Throughout the fight over Chuck Hagel’s nomination as Secretary of Defense, a devoted group of pro-Hagel journalists has been determined not only to defend Hagel, but to attack his critics and their credibility. They have gone beyond the “normal” mainstream media bias, which for most outlets merely meant ignoring flaws in Hagel’s record and his refusal to disclose key information. “Team Hagel” has even ignored its own scoops.
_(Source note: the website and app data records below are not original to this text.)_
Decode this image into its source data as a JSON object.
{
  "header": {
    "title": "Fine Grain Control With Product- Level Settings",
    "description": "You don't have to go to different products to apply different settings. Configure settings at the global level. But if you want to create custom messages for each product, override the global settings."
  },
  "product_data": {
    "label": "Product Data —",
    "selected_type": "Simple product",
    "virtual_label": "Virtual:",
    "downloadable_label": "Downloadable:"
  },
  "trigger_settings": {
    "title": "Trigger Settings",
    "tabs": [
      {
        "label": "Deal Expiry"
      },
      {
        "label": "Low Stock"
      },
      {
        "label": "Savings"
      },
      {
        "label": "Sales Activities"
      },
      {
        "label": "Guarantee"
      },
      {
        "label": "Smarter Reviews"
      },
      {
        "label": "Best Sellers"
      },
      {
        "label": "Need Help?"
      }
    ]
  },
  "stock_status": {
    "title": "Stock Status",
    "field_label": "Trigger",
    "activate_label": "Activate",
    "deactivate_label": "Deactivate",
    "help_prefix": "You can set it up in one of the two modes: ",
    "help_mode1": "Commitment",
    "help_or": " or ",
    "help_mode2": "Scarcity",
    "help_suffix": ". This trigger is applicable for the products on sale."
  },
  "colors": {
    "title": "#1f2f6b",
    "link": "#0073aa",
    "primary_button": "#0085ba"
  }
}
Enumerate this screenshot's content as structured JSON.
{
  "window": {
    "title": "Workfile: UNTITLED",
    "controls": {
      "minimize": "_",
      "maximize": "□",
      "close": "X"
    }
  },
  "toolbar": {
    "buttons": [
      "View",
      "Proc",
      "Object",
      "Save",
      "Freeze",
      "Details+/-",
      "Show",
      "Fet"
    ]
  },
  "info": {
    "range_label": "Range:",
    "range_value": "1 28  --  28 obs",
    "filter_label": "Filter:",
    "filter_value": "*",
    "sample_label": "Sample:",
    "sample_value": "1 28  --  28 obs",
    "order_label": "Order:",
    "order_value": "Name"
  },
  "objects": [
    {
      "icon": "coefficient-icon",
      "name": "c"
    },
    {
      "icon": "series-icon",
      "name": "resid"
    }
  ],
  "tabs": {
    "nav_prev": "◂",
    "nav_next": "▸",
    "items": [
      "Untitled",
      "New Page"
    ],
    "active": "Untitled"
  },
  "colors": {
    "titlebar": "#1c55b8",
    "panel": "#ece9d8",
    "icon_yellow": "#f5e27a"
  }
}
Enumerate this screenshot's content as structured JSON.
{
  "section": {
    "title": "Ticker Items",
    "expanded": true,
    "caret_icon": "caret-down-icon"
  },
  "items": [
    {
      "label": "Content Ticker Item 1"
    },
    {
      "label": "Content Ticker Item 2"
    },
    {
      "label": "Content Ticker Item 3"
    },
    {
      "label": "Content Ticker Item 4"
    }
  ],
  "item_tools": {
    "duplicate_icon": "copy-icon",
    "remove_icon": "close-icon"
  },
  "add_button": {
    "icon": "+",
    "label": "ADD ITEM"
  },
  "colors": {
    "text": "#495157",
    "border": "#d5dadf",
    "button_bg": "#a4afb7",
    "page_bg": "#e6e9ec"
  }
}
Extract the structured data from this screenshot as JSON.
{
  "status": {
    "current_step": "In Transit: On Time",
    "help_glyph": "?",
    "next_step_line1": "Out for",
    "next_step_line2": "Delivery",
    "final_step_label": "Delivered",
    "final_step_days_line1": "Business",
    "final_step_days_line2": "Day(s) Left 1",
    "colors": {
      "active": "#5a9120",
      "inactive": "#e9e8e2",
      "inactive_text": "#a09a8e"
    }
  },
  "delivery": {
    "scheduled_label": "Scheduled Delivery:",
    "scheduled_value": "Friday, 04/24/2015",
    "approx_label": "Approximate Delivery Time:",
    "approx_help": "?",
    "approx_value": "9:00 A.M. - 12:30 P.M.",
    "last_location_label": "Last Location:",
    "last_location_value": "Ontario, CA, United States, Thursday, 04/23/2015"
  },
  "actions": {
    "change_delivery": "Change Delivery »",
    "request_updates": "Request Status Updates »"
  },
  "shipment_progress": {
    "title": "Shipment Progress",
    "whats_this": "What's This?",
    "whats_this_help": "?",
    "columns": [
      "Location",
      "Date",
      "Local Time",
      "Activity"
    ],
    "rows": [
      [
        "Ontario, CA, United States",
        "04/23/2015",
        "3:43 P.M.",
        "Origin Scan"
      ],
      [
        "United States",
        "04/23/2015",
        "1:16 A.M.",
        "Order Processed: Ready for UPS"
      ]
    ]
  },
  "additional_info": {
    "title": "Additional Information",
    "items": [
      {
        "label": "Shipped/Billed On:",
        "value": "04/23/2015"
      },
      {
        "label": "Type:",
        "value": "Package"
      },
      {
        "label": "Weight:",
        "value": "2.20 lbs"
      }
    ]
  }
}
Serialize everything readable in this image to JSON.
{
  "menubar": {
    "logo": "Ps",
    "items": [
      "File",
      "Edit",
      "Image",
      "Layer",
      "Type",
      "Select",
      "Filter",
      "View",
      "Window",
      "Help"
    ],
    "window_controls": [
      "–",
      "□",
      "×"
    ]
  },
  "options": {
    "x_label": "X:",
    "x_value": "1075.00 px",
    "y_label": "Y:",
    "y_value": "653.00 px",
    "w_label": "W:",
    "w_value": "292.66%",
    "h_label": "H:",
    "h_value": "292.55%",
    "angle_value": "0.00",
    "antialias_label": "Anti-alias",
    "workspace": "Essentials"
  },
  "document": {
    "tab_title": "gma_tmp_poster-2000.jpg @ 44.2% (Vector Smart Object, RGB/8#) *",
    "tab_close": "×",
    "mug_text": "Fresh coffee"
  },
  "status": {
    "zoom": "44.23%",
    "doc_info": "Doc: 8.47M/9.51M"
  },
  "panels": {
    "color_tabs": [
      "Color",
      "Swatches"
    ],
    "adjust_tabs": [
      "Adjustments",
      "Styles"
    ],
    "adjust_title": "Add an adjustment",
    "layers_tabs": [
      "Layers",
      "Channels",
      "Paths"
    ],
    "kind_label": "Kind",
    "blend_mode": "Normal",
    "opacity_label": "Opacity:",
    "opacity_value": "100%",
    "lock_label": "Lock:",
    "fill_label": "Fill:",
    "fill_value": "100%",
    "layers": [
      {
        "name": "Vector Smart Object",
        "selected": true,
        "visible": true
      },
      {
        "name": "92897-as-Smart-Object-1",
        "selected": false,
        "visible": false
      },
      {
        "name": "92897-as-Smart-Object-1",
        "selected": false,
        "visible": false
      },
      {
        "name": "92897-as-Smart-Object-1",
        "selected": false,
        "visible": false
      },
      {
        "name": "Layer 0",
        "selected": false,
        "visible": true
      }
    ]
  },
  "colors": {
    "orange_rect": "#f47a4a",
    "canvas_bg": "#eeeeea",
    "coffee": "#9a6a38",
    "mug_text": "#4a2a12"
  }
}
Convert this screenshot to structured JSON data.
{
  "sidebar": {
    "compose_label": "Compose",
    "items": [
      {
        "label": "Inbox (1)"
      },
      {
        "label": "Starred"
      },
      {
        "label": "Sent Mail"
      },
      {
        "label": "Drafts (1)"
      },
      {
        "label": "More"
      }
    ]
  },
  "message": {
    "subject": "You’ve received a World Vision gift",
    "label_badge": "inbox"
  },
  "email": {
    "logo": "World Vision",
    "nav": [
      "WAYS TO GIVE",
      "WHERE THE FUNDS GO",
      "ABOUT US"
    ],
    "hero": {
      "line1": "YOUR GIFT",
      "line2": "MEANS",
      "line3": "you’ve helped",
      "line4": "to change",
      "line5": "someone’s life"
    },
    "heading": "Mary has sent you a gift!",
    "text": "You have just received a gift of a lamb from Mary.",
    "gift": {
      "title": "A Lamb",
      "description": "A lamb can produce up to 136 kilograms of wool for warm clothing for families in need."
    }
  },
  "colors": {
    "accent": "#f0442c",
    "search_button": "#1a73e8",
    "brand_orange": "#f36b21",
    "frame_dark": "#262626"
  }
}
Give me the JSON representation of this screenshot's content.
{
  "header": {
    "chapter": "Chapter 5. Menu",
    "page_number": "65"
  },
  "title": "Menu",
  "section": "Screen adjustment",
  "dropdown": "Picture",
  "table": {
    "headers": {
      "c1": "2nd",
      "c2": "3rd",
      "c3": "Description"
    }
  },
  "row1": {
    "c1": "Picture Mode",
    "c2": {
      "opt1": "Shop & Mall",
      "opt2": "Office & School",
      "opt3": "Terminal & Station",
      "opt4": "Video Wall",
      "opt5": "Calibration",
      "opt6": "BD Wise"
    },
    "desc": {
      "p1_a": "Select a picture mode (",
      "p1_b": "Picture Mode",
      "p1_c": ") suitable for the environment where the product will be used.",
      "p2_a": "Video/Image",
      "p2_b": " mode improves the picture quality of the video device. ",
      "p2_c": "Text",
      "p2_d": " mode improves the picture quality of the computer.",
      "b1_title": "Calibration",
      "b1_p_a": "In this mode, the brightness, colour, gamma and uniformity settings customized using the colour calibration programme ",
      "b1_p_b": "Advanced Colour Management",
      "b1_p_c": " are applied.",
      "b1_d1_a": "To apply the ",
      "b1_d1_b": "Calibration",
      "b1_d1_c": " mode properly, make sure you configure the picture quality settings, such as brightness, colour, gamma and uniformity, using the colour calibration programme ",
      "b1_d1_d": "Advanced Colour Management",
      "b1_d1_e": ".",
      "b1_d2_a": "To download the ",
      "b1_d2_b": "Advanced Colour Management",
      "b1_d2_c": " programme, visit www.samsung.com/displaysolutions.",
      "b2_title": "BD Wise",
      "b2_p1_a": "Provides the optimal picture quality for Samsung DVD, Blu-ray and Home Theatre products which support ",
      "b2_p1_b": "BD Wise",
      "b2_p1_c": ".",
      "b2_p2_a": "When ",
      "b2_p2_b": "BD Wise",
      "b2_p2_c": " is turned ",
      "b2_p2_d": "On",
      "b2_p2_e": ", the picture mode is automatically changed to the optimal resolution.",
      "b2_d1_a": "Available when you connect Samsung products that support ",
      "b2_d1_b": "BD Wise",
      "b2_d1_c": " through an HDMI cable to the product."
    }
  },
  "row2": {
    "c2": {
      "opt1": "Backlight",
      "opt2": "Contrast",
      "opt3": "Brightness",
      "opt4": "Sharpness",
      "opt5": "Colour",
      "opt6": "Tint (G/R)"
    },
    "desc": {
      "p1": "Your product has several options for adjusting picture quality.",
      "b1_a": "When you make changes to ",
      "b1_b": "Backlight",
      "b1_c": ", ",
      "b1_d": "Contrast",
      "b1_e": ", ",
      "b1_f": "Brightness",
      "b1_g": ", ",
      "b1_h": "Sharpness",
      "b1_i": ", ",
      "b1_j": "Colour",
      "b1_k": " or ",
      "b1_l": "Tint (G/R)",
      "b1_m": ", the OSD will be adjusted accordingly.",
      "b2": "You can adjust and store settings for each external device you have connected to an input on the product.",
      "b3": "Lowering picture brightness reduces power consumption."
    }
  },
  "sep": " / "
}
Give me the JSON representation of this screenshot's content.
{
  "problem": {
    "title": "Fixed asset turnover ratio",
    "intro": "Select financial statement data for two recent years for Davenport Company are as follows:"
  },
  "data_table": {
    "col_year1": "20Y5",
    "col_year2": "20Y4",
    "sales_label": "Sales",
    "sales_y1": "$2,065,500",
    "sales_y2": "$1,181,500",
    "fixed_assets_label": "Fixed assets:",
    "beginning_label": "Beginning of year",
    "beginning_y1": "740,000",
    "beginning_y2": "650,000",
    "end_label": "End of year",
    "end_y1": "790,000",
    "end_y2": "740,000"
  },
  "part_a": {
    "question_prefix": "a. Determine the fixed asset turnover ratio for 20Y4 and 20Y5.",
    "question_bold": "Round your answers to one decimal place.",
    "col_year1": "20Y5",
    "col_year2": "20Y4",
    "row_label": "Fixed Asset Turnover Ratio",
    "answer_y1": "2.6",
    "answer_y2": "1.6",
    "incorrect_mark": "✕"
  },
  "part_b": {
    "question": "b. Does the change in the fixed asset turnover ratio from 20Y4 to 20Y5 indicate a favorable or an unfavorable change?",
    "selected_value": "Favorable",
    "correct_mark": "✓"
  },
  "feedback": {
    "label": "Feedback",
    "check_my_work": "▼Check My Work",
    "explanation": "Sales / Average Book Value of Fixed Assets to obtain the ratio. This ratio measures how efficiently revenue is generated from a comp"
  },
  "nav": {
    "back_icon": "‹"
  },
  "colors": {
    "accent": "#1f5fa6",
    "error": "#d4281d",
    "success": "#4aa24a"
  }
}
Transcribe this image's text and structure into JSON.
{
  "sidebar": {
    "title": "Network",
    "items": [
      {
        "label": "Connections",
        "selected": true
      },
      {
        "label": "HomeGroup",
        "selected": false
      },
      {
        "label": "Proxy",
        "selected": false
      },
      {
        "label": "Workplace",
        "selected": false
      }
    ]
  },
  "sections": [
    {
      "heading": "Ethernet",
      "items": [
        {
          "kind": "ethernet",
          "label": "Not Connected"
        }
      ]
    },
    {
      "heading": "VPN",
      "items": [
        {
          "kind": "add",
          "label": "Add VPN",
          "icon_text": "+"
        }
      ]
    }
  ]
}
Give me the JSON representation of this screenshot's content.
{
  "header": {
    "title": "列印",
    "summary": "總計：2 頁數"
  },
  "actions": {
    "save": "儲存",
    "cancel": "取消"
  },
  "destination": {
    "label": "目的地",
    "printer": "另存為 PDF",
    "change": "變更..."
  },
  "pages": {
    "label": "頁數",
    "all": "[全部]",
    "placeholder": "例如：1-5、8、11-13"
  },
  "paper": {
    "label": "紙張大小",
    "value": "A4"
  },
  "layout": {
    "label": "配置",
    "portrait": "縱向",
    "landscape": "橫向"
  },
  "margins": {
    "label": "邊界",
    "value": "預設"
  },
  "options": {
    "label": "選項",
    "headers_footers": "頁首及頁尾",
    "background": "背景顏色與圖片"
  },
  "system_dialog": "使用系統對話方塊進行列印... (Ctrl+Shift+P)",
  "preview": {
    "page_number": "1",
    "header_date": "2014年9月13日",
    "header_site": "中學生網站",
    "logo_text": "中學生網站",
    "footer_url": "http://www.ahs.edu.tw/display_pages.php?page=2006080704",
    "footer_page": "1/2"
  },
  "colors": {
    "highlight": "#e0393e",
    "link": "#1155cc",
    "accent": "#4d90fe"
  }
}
For example, BuzzFeed was the first outlet on Feb. 14 to recover and post the prepared text of a controversial speech that then-Sen. Hagel delivered at Rutgers University in March 2007. (The controversy surrounds remarks allegedly made by Hagel about Israel in the question-and-answer session that followed.) BuzzFeed editor-in-chief Ben Smith immediately took to Twitter to declare: “Nothing eyebrow raising in that prepared text.”
Evidently Smith had not read the speech properly, because he tweeted a few minutes later: “Actually, that ’07 Hagel speech isn’t so innocuous,on a second read. Hagel wanted consulate in Iran, talked cooperation.” For Smith, debunking criticism of Hagel was a higher priority than getting the story right–a story that BuzzFeed itself was the first to have, and could have been the first to break at a critical moment in the debate.
In a similar episode, Politico’s Dylan Byers and Mackenzie Weinger were the first to break the news that a 2008 speech by Hagel to the Arab-American Anti-Discrimination Committee (ADC) had been recovered and would be released later that day. Byers and Weinger reported, without having viewed the speech for themselves, that there was no newsworthy information in Hagel’s remarks: “the tape comes up clean,” they wrote.